> _Task objective_:
All that is needed is each line of the entries holding the word "username", copied as it stands.

> _Record excerpts_:

○ ○ ○ ○ ○

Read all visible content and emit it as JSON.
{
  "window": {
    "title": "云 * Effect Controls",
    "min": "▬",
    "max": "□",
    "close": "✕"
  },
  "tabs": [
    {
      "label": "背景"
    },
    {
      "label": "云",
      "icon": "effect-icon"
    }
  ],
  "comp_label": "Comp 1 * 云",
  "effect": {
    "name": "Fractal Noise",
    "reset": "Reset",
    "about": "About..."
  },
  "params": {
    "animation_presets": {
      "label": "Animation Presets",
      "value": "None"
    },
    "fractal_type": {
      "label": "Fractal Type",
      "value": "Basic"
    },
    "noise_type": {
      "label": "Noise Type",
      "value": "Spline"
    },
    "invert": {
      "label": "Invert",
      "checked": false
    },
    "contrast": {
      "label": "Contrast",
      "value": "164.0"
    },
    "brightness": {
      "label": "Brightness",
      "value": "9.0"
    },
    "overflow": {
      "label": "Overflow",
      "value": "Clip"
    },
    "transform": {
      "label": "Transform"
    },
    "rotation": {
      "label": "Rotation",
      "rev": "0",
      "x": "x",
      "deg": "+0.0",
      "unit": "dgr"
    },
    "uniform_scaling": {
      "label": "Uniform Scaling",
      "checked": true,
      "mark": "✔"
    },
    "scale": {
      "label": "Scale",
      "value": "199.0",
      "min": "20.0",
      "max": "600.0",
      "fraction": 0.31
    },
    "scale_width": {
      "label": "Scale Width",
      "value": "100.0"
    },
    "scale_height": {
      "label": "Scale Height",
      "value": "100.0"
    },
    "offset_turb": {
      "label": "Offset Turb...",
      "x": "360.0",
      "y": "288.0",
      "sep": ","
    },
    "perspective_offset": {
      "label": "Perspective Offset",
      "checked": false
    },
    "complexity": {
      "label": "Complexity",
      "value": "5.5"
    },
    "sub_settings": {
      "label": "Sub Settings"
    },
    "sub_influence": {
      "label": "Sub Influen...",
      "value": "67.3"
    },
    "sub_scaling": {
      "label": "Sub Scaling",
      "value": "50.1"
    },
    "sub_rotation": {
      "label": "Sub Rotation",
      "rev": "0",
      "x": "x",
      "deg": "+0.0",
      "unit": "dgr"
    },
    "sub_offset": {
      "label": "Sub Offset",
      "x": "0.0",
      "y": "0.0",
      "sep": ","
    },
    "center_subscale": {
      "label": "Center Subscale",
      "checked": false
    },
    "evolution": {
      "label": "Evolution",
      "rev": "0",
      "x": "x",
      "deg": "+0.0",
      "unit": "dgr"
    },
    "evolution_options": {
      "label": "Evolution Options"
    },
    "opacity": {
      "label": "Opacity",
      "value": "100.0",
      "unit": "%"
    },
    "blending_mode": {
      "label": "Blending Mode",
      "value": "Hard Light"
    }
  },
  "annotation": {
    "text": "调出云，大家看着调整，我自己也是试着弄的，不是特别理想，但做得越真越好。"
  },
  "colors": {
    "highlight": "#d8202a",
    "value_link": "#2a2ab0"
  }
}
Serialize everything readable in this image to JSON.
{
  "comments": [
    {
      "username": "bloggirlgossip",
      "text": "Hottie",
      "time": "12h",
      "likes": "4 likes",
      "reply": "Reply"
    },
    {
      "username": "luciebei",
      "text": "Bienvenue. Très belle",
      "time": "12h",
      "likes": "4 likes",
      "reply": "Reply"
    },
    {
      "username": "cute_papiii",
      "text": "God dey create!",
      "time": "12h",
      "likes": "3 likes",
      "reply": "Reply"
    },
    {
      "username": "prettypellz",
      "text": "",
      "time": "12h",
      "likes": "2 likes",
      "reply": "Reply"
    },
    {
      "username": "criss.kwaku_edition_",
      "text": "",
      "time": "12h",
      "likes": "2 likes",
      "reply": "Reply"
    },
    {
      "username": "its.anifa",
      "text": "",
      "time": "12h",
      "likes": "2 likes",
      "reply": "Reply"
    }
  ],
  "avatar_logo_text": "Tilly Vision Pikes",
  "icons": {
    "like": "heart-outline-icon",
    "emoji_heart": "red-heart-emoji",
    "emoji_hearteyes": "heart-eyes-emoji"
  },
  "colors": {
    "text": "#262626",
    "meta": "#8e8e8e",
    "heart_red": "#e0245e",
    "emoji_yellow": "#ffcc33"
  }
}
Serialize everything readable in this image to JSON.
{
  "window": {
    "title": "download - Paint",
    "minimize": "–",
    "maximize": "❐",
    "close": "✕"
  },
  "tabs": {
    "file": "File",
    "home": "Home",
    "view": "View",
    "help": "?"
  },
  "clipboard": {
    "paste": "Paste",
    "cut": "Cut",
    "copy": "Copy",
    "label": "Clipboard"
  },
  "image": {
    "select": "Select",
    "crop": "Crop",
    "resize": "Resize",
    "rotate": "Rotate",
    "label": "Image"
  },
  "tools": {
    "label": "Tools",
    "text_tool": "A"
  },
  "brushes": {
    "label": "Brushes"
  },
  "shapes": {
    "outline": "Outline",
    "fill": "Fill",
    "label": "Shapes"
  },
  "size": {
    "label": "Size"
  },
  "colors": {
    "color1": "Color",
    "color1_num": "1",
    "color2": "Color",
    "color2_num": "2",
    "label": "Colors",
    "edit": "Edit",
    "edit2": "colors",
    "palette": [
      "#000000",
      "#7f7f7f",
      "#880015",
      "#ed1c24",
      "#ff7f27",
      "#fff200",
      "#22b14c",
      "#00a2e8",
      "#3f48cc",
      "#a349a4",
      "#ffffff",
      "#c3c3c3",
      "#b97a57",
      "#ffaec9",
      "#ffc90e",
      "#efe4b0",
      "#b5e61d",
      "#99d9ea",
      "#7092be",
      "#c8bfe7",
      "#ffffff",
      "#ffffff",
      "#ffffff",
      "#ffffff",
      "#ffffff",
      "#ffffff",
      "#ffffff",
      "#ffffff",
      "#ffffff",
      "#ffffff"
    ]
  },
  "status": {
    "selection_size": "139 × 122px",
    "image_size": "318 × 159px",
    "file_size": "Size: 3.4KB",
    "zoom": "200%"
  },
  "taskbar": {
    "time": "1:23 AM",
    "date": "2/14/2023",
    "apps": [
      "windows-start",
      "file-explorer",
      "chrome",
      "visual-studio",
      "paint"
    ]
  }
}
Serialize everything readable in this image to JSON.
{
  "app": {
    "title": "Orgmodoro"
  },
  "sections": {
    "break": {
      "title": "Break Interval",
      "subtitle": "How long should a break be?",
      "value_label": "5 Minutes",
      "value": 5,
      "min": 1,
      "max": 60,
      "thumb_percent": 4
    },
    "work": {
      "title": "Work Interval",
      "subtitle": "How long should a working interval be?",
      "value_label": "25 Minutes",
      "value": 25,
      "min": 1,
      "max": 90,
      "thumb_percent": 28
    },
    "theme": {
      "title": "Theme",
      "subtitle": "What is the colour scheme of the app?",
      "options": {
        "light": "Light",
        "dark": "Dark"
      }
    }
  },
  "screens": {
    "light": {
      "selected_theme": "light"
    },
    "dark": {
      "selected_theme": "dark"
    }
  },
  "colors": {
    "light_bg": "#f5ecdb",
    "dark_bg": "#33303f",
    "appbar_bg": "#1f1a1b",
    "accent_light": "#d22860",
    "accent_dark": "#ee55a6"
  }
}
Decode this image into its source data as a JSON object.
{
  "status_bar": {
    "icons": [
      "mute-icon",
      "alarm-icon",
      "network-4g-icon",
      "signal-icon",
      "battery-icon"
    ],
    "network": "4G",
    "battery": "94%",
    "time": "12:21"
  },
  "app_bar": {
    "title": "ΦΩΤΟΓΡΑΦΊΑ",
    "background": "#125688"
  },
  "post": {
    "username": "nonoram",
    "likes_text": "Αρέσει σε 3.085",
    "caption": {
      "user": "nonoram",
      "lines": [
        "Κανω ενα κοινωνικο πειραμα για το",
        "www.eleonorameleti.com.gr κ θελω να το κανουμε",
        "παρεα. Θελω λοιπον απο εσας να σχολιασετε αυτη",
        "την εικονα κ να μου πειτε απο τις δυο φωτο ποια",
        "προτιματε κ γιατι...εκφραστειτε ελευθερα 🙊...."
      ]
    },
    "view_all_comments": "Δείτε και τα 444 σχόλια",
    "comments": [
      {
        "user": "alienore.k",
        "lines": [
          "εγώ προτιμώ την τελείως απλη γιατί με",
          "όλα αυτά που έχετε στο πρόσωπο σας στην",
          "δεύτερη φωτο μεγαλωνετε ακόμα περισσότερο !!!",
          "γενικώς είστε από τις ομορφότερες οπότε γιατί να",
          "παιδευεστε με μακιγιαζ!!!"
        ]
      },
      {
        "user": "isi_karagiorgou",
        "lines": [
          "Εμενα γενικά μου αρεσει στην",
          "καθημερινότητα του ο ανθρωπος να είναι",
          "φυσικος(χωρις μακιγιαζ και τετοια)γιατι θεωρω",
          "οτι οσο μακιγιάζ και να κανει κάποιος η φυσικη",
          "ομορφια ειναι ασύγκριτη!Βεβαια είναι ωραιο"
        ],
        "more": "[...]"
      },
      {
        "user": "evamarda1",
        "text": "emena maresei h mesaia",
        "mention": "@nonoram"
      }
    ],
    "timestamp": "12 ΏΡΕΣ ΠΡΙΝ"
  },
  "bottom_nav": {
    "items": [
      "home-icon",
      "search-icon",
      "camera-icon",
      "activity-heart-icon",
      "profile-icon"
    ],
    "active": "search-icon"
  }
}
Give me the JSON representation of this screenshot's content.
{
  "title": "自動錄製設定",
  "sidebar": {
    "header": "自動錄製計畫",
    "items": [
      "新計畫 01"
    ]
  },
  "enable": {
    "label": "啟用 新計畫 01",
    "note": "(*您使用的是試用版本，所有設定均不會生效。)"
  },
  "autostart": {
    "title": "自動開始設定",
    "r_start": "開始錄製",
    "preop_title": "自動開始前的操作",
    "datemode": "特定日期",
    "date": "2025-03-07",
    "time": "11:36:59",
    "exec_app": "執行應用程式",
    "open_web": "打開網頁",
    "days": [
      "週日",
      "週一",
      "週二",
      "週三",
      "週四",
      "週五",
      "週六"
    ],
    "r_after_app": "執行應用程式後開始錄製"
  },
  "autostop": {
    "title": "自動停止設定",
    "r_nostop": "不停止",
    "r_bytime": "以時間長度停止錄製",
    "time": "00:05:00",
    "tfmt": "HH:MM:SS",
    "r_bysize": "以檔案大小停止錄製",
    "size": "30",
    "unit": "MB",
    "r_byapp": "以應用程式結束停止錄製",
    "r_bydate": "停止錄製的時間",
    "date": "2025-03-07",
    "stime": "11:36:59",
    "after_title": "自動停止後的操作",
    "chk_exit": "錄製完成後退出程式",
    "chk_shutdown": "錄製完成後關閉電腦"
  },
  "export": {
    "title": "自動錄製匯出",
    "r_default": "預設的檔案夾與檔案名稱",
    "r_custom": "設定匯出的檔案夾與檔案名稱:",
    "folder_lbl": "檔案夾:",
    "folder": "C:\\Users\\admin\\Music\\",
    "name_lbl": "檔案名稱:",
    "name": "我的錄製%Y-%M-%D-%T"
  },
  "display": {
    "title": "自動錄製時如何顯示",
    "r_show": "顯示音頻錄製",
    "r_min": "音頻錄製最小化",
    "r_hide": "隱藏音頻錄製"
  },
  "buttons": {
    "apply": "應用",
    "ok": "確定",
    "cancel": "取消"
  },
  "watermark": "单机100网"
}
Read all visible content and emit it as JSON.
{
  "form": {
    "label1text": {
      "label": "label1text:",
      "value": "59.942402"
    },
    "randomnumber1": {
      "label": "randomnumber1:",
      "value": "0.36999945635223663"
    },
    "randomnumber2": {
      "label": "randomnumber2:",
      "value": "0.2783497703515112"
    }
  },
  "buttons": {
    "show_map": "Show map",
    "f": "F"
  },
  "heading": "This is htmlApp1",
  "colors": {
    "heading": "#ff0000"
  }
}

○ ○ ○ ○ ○

> _Exercise output_:
      "username": "bloggirlgossip",
      "username": "luciebei",
      "username": "cute_papiii",
      "username": "prettypellz",
      "username": "criss.kwaku_edition_",
      "username": "its.anifa",
    "username": "nonoram",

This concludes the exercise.